- Do not give out your Medicare number or Social Security Number (SSN) to anyone other than your doctor, health care provider, or other trusted representative.
- Protect your Medicare number and SSN and treat your Medicare card like a credit card.
- Never give your Medicare or SSN number to anyone who contacts you through unsolicited calls, texts, or emails.
- Be cautious of anyone who comes to your door offering free coronavirus testing, treatment, or supplies.
- Don’t click on links from sources you don’t know, which could put your computer or device at risk. Make sure the anti-malware and anti-virus software on your computer are up-to-date.
- Be cautious when purchasing medical supplies from unverified sources, including online advertisements and e-mail/phone solicitations.
- Ignore online offers for vaccinations or treatments. If you see ads touting prevention products or cures for COVID-19, they are most likely a scam.
- Do your homework before making a donation to a charity or crowdfunding site due to a public health emergency. Be particularly wary of any charities requesting donations by cash, by gift card, or wire transfer.
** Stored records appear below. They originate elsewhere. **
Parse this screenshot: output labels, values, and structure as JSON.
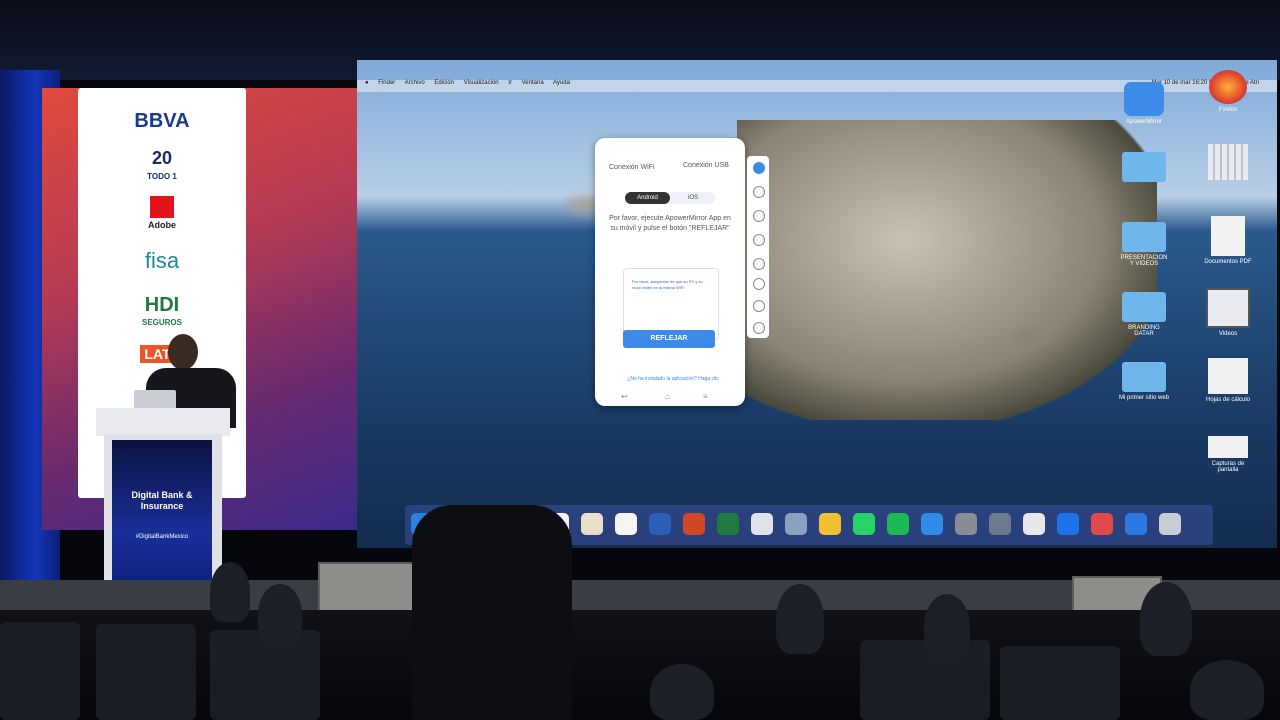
{
  "sponsors": {
    "bbva": "BBVA",
    "todo1_number": "20",
    "todo1_text": "TODO 1",
    "adobe": "Adobe",
    "fisa": "fisa",
    "hdi": "HDI",
    "hdi_sub": "SEGUROS",
    "latam": "LATA"
  },
  "podium": {
    "event_title": "Digital Bank & Insurance",
    "hashtag": "#DigitalBankMexico"
  },
  "mac": {
    "menubar": [
      "Finder",
      "Archivo",
      "Edición",
      "Visualización",
      "Ir",
      "Ventana",
      "Ayuda"
    ],
    "status": "Mar 10 de mar 16:20  Nathan Zetune Atri"
  },
  "app_dialog": {
    "tab_wifi": "Conexión WiFi",
    "tab_usb": "Conexión USB",
    "os_android": "Android",
    "os_ios": "iOS",
    "instructions": "Por favor, ejecute ApowerMirror App en su móvil y pulse el botón \"REFLEJAR\"",
    "wifi_note": "Por favor, asegúrese de que su PC y su móvil estén en la misma WiFi",
    "button": "REFLEJAR",
    "help_link": "¿No ha instalado la aplicación? Haga clic"
  },
  "desktop_icons": [
    {
      "label": "ApowerMirror",
      "icon": "apowermirror-icon"
    },
    {
      "label": "Firefox",
      "icon": "firefox-icon"
    },
    {
      "label": "",
      "icon": "folder-icon"
    },
    {
      "label": "",
      "icon": "grid-app-icon"
    },
    {
      "label": "PRESENTACION Y VIDEOS",
      "icon": "folder-icon"
    },
    {
      "label": "Documentos PDF",
      "icon": "document-icon"
    },
    {
      "label": "BRANDING DATAR",
      "icon": "folder-icon"
    },
    {
      "label": "Videos",
      "icon": "video-icon"
    },
    {
      "label": "Mi primer sitio web",
      "icon": "folder-icon"
    },
    {
      "label": "Hojas de cálculo",
      "icon": "spreadsheet-icon"
    },
    {
      "label": "Capturas de pantalla",
      "icon": "screenshot-icon"
    }
  ],
  "dock_colors": [
    "#2d7fe0",
    "#f28a2a",
    "#9aa7b8",
    "#c9a24e",
    "#f4f4f4",
    "#e8e0c8",
    "#f5f5f5",
    "#2a5fb8",
    "#d24726",
    "#1f7a3f",
    "#dfe3ea",
    "#8aa0bd",
    "#f0c030",
    "#25d366",
    "#1db954",
    "#2f8ae8",
    "#888c94",
    "#6b7a8f",
    "#e8e8ec",
    "#1a73e8",
    "#e04a4a",
    "#2c7be5",
    "#c8ccd4"
  ]
}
- Be alert to “investment opportunities.” The U.S. Securities and Exchange Commission (SEC) is warning people about online promotions, including on social media, claiming that the products or services of publicly traded companies can prevent, detect, or cure COVID-19 and that the stock of these companies will dramatically increase in value as a result.
- Administration for Community Living (ACL)
- Senior Medicare Patrol National Resource Center (SMPNRC)
- Centers for Disease Control and Prevention (CDC)
- Federal Trade Commission (FTC)